-------- RECORDS FOR THE EXERCISE --------

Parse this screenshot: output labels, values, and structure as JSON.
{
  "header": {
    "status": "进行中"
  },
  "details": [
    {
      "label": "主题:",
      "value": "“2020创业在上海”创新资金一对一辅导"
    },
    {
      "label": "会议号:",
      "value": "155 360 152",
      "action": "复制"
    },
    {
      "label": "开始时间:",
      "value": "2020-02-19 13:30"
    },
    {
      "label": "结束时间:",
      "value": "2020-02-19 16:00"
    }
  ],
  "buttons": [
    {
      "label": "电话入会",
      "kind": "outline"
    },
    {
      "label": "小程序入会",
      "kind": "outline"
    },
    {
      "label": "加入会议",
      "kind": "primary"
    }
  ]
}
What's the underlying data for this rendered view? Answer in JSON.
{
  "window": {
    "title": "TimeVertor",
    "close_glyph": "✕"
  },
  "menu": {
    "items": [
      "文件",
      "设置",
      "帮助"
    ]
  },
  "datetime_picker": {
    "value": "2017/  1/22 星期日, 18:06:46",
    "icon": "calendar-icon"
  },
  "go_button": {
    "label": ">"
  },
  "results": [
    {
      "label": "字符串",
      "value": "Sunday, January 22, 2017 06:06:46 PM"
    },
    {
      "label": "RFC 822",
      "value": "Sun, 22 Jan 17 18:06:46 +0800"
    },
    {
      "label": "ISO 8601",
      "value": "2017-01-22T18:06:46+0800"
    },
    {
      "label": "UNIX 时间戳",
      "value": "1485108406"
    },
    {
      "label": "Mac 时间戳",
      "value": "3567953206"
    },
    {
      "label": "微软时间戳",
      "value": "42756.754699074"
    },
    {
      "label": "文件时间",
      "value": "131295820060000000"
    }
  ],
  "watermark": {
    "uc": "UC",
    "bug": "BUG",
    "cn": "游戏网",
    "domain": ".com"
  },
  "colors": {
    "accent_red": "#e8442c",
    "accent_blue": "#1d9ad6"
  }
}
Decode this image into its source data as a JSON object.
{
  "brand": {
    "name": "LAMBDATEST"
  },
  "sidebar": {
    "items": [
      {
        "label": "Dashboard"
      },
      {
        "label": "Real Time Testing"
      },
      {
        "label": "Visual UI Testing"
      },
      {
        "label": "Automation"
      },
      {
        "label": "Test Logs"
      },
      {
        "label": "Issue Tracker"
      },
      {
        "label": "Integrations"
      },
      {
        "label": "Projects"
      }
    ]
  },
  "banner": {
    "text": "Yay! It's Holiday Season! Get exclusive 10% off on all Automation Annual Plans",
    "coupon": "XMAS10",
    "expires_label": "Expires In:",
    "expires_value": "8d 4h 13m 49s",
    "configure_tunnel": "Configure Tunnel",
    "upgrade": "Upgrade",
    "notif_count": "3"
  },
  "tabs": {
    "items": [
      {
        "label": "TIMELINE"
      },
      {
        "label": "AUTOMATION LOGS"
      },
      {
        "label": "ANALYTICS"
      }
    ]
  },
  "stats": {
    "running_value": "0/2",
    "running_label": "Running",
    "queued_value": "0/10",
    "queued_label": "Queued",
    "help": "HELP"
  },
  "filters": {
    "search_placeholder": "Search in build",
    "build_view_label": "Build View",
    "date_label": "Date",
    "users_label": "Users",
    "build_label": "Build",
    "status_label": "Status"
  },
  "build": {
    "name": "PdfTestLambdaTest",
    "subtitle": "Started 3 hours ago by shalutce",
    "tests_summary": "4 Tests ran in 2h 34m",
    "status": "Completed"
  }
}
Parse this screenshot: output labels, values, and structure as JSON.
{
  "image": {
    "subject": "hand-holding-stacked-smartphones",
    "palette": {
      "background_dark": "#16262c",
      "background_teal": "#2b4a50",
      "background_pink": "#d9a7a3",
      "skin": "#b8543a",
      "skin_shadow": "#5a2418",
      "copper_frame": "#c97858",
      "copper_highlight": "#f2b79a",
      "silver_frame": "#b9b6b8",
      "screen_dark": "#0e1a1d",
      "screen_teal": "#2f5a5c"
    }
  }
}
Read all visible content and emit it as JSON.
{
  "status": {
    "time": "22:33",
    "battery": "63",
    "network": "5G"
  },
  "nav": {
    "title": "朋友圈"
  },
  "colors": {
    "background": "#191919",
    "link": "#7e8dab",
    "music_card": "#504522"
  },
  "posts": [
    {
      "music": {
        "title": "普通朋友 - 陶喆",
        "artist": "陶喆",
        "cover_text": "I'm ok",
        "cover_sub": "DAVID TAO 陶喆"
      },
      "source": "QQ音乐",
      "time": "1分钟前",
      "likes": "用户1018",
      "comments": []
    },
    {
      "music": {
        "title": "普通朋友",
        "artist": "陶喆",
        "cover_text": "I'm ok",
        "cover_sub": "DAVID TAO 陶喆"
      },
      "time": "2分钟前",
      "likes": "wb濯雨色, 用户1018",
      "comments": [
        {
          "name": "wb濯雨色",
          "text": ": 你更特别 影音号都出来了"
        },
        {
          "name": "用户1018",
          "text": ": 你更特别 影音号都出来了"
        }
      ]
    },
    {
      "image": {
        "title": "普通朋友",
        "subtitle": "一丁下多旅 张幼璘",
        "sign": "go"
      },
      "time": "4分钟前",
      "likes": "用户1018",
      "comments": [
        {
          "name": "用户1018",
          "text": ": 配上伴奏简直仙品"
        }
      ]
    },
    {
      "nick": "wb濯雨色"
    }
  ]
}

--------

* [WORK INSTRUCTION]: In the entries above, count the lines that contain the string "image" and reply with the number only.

* [FINISHED EXERCISE]: 3